Crossed off the bucket list: the Tail of the Dragon
However, we also witnessed the birth of an addiction— and not just to the Tail itself. In aggregate, the winding roads in the area that is the Great Smoky Mountains and its environs are far and away the finest we have driven to date. They are so good as to be habit-forming, and already we are hatching plans for what we hope will be a sort of yearly pilgrimage to the American South. And their names have been indelibly seared into our consciousness (a triumph of the marketing efforts of local businesspeople there, no doubt). Here are our impressions of some of the big ones we got to sample:

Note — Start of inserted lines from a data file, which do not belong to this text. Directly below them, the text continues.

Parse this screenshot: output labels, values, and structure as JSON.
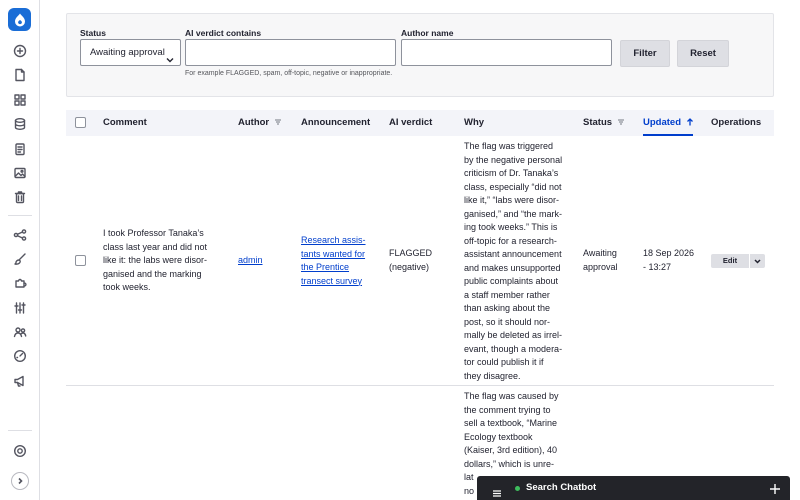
{
  "toolbar": {
    "icons": [
      "add-icon",
      "content-icon",
      "structure-icon",
      "database-icon",
      "files-icon",
      "media-icon",
      "trash-icon",
      "workflow-icon",
      "appearance-icon",
      "extend-icon",
      "configuration-icon",
      "people-icon",
      "reports-icon",
      "announcements-icon",
      "help-icon",
      "expand-icon"
    ]
  },
  "filters": {
    "status_label": "Status",
    "status_value": "Awaiting approval",
    "verdict_label": "AI verdict contains",
    "verdict_value": "",
    "verdict_help": "For example FLAGGED, spam, off-topic, negative or inappropriate.",
    "author_label": "Author name",
    "author_value": "",
    "filter_button": "Filter",
    "reset_button": "Reset"
  },
  "table": {
    "headers": {
      "comment": "Comment",
      "author": "Author",
      "announcement": "Announcement",
      "verdict": "AI verdict",
      "why": "Why",
      "status": "Status",
      "updated": "Updated",
      "operations": "Operations"
    },
    "rows": [
      {
        "comment": [
          "I took Professor Tanaka’s",
          "class last year and did not",
          "like it: the labs were disor-",
          "ganised and the marking",
          "took weeks."
        ],
        "author": "admin",
        "announcement": [
          "Research assis-",
          "tants wanted for",
          "the Prentice",
          "transect survey"
        ],
        "verdict": [
          "FLAGGED",
          "(negative)"
        ],
        "why": [
          "The flag was triggered",
          "by the negative personal",
          "criticism of Dr. Tanaka’s",
          "class, especially “did not",
          "like it,” “labs were disor-",
          "ganised,” and “the mark-",
          "ing took weeks.” This is",
          "off-topic for a research-",
          "assistant announcement",
          "and makes unsupported",
          "public complaints about",
          "a staff member rather",
          "than asking about the",
          "post, so it should nor-",
          "mally be deleted as irrel-",
          "evant, though a modera-",
          "tor could publish it if",
          "they disagree."
        ],
        "status": [
          "Awaiting",
          "approval"
        ],
        "updated": [
          "18 Sep 2026",
          "- 13:27"
        ],
        "edit": "Edit"
      },
      {
        "why": [
          "The flag was caused by",
          "the comment trying to",
          "sell a textbook, “Marine",
          "Ecology textbook",
          "(Kaiser, 3rd edition), 40",
          "dollars,” which is unre-",
          "lat",
          "no"
        ]
      }
    ]
  },
  "chatbot": {
    "title": "Search Chatbot"
  }
}
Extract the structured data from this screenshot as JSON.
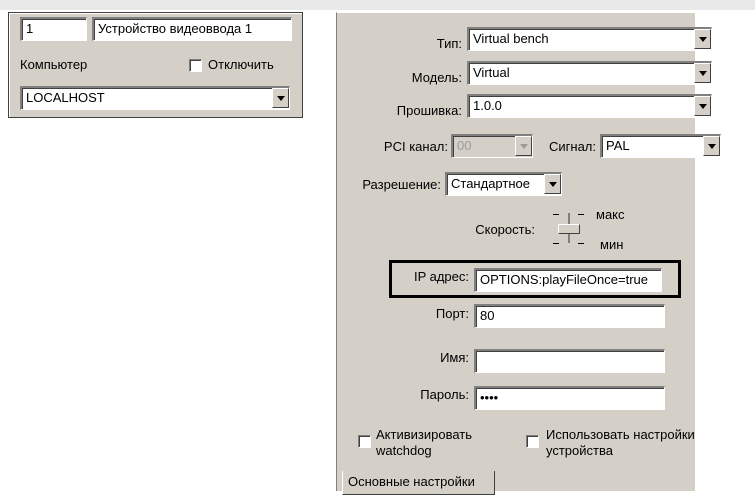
{
  "left_panel": {
    "number_value": "1",
    "device_name_value": "Устройство видеоввода 1",
    "computer_label": "Компьютер",
    "disable_label": "Отключить",
    "computer_value": "LOCALHOST"
  },
  "right_panel": {
    "type_label": "Тип:",
    "type_value": "Virtual bench",
    "model_label": "Модель:",
    "model_value": "Virtual",
    "firmware_label": "Прошивка:",
    "firmware_value": "1.0.0",
    "pci_label": "PCI канал:",
    "pci_value": "00",
    "signal_label": "Сигнал:",
    "signal_value": "PAL",
    "resolution_label": "Разрешение:",
    "resolution_value": "Стандартное",
    "speed_label": "Скорость:",
    "speed_max_label": "макс",
    "speed_min_label": "мин",
    "ip_label": "IP адрес:",
    "ip_value": "OPTIONS:playFileOnce=true",
    "port_label": "Порт:",
    "port_value": "80",
    "name_label": "Имя:",
    "name_value": "",
    "password_label": "Пароль:",
    "password_value": "••••",
    "watchdog_label_line1": "Активизировать",
    "watchdog_label_line2": "watchdog",
    "device_settings_label_line1": "Использовать настройки",
    "device_settings_label_line2": "устройства",
    "tab_label": "Основные настройки"
  }
}
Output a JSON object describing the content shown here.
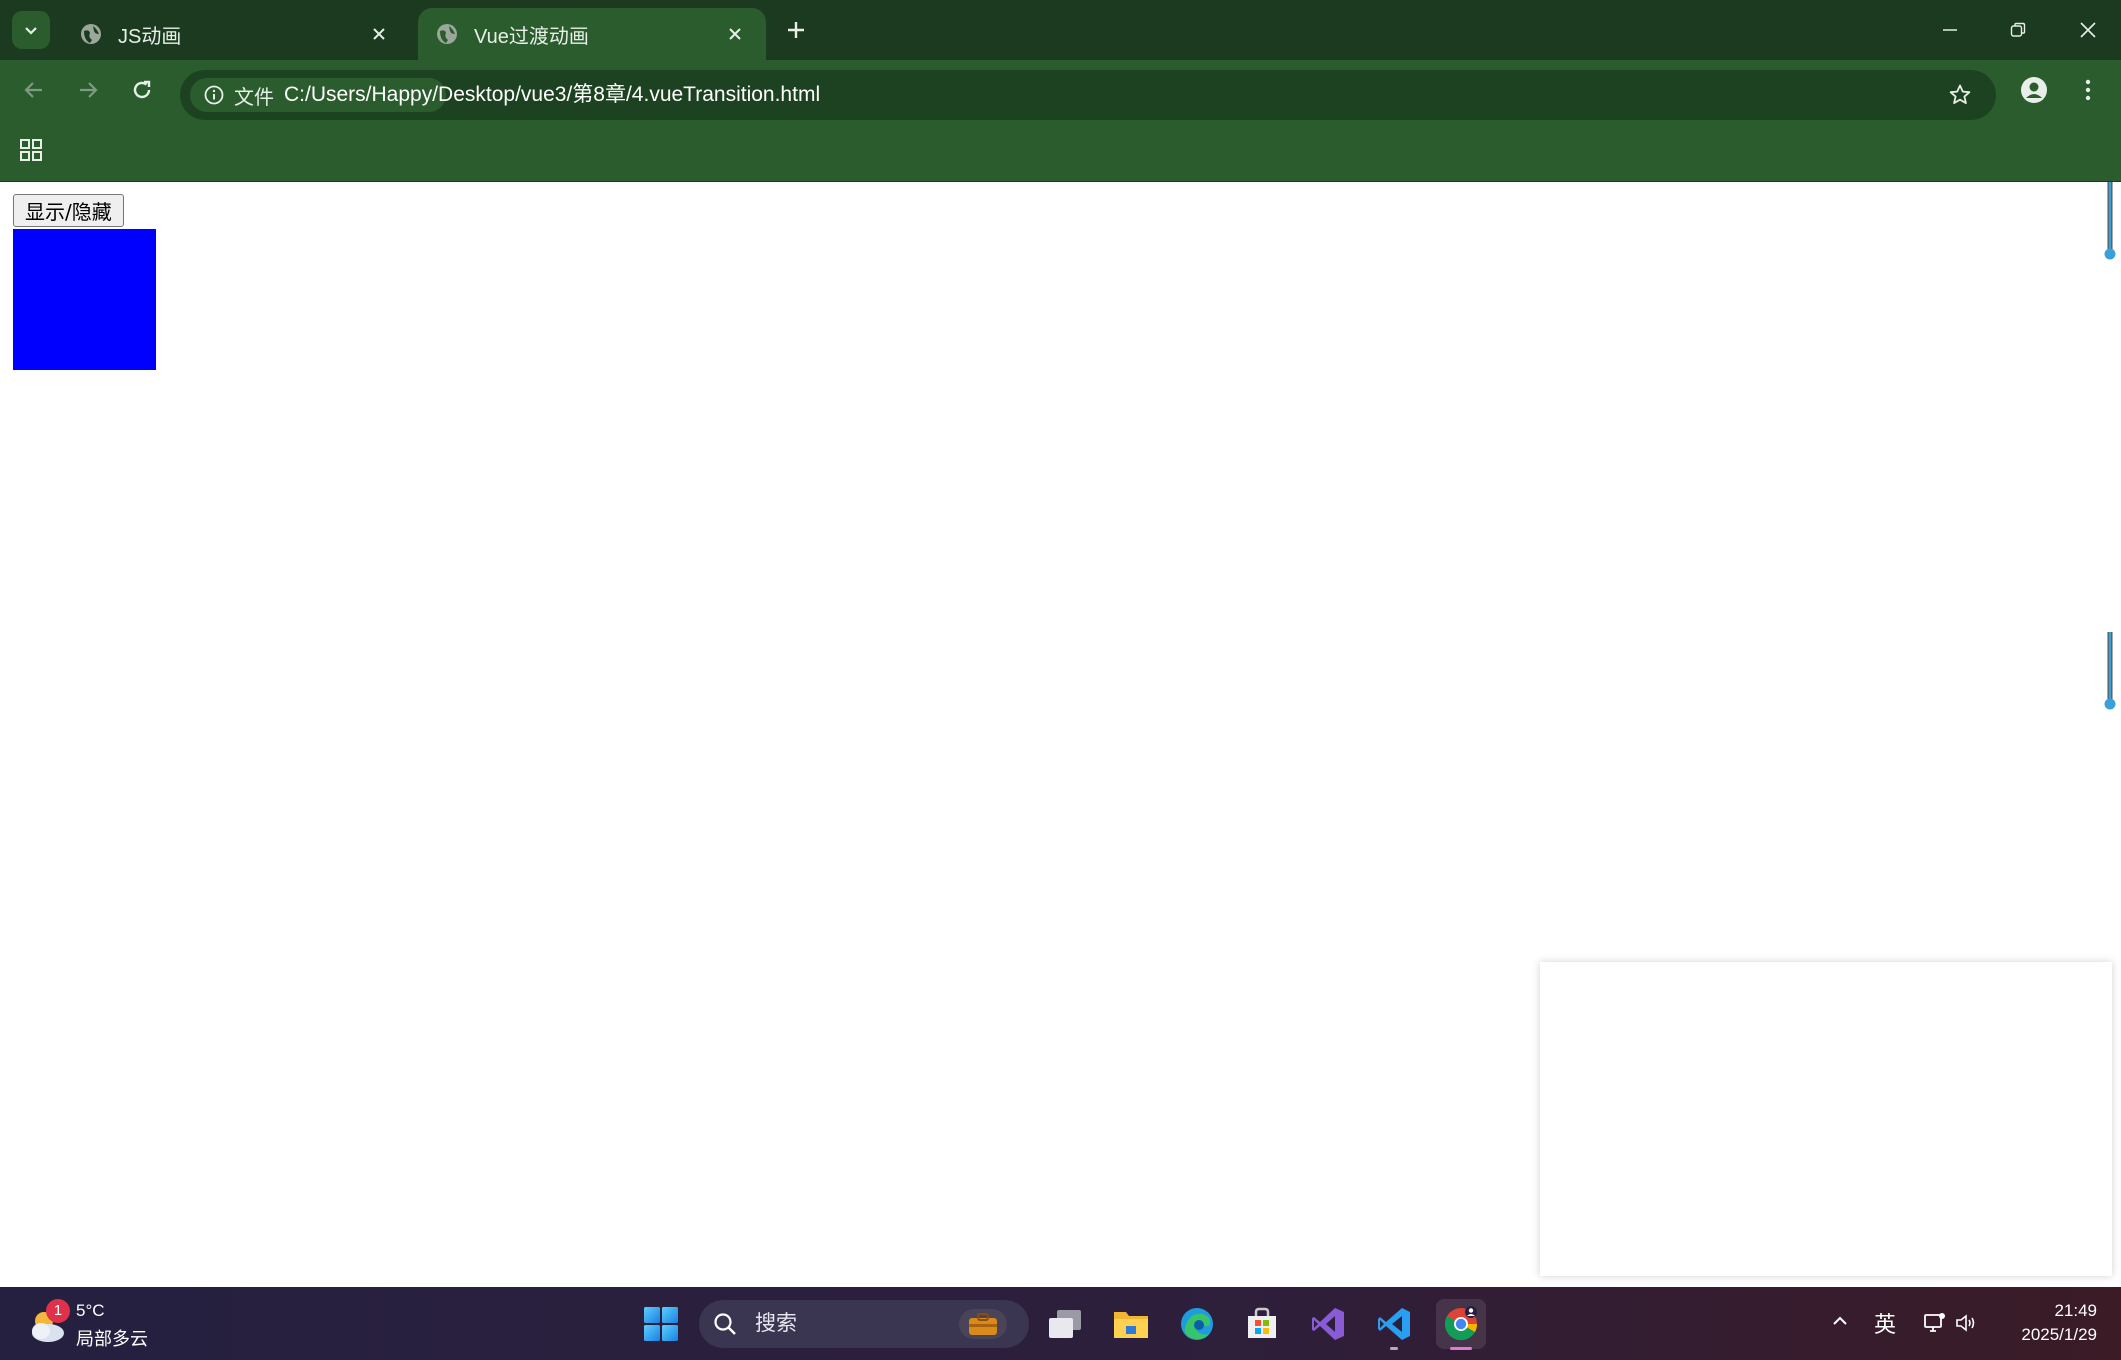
{
  "browser": {
    "tabs": [
      {
        "title": "JS动画",
        "active": false
      },
      {
        "title": "Vue过渡动画",
        "active": true
      }
    ],
    "address_bar": {
      "security_label": "文件",
      "url": "C:/Users/Happy/Desktop/vue3/第8章/4.vueTransition.html"
    }
  },
  "page": {
    "toggle_button": "显示/隐藏",
    "box_color": "#0000ff"
  },
  "taskbar": {
    "weather": {
      "badge": "1",
      "temp": "5°C",
      "condition": "局部多云"
    },
    "search_placeholder": "搜索",
    "ime": "英",
    "time": "21:49",
    "date": "2025/1/29",
    "apps": [
      "task-view",
      "file-explorer",
      "edge",
      "microsoft-store",
      "visual-studio",
      "vscode",
      "chrome"
    ]
  },
  "colors": {
    "titlebar": "#1b3a1f",
    "toolbar": "#2a5c2e",
    "accent_scroll": "#3aa0d8"
  }
}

Tail of the Dragon (US 129). The grandaddy of them all. The main event. Some – okay, many – will say that the Tail has gotten too big, too popular. That the secret has been let out ages ago, consequently letting in innumerable car and motorcycle clubs, the Harley Davidson crowd, flatfooted thrillseekers, and local law enforcement officers. They wouldn’t be incorrect, but during our time there we really did feel there was nothing quite like the Dragon. So many banked 2nd gear switchback turns coming at you in an endless barrage, one right after the other. It’s a real workout, for car and for driver. The whole thing feels like a rollercoaster. And there are no intersections.
Even after all these years, after all the hype and build-up, the Tail didn’t disappoint, which is remarkable. For tight, technical driving this one is really hard to beat.
Moonshiner/Hellbender 28 (NC 28). The warm-up to the Tail of the Dragon— and what a heck of an appetizer it is. Not as tight and technical as the signature attraction that it precedes, but plenty entertaining in its own right. So good that it initially threw us for a loop— we thought we had stumbled onto the Tail before realizing we hadn’t reached it yet. Hugs Cheoah Lake for a short, scenic stretch. There are occasional intersections and driveways along the way (for things like lodging and campgrounds), but they are relatively far between and few.
Cherohala Skyway. Combines with Moonshiner and the Tail to form a lovely, varied driving loop. This is the longest of the three (stretching 43 miles) and also the fastest— there are some tight turns here as well, but this road is more about fast, sweeping corners. Virtually no intersections to speak of, though it can get foggy as you approach its peak elevation of one mile. Provided you don’t get caught behind slow-moving traffic, the Skyway ought to provide you with long, uninterrupted stretches of quality back roads driving.
Diamondback (NC 226A). A steep ascent. Tight 2nd gear turns. Sheer drop-offs. No guard rails. The occasional driveway dotting the road. The Diamondback is a white-knuckle ride, possibly the most thrilling of the bunch, and that’s why we loved it enough to do twice: once on an out-of-the-way but ultimately worthwhile detour en route to the Dragon, and again on the return home. Not the prettiest drive, but that’s not why you’re there— you are there to stretch your car and yourself as a driver. And in that regard, the Diamondback delivers. Big.
Devil’s Staircase (NC 80). The sleeper of the bunch. We stumbled onto this one purely by accident, and what a happy accident it was. Comparable in grade to the Diamondback – that is to say, steep – but with prettier views and corners that flow a little better by virtue of not being quite as tight. If all we could ever drive for the rest of our days was this road, we’d be happy— a testament to just how good it is.
Little Parkway (US 221). Arguably the prettiest road we drove – tree branches hang low to form a shady canopy over the road for much of its length – but with lots and lots of flowing corners, it’s not just for Sunday drivers (though you will encounter them also). The main challenge you will face is keeping your eyes on the road when you’ll want to be craning your neck to take in the incredibly lush surroundings.
Blue Ridge Parkway. An American treasure. Mind-boggling in its length (469 miles end to end, of which we ended up driving 350), and not quite an uninterrupted stretch of driving enjoyment (you will at times encounter any combination of long straight sections (watch your speed there), slow vehicles, bicyclists, road closures, and lots and lots of fog), we nevertheless couldn’t think of a better interstate (with a small ‘i’) road to take while traveling anywhere between central Virginia and the Great Smoky Mountains of North Carolina. The stunning panoramic vistas along the way are icing on the cake— this is *the* way to experience the majesty of the southeastern United States. You will arrive at your final destination later than if you were to take the Interstate system proper, but the Blue Ridge couldn’t be more of a welcome alternative to the mind-numbing monotony of the latter.
And a little video we made:
Acknowledgments and thanks:
- Levent E. of Guten Parts for making the E30 supremely roadworthy on very last minute notice
- Evan S., route master nonpareil, for help with planning a trip this epic and picking out only winners to drive on our tight schedule
- Brandon M., master DIY craftsman, for the custom fabricated E30 headlights! Driving once the sun went down was made so much easier (and thus more enjoyable) thanks to the ability to actually see
- Bradley P. of Automobiliac for the camaraderie and memories. Let’s do it again soon, man
Black-and-white images © www.automobiliac.com.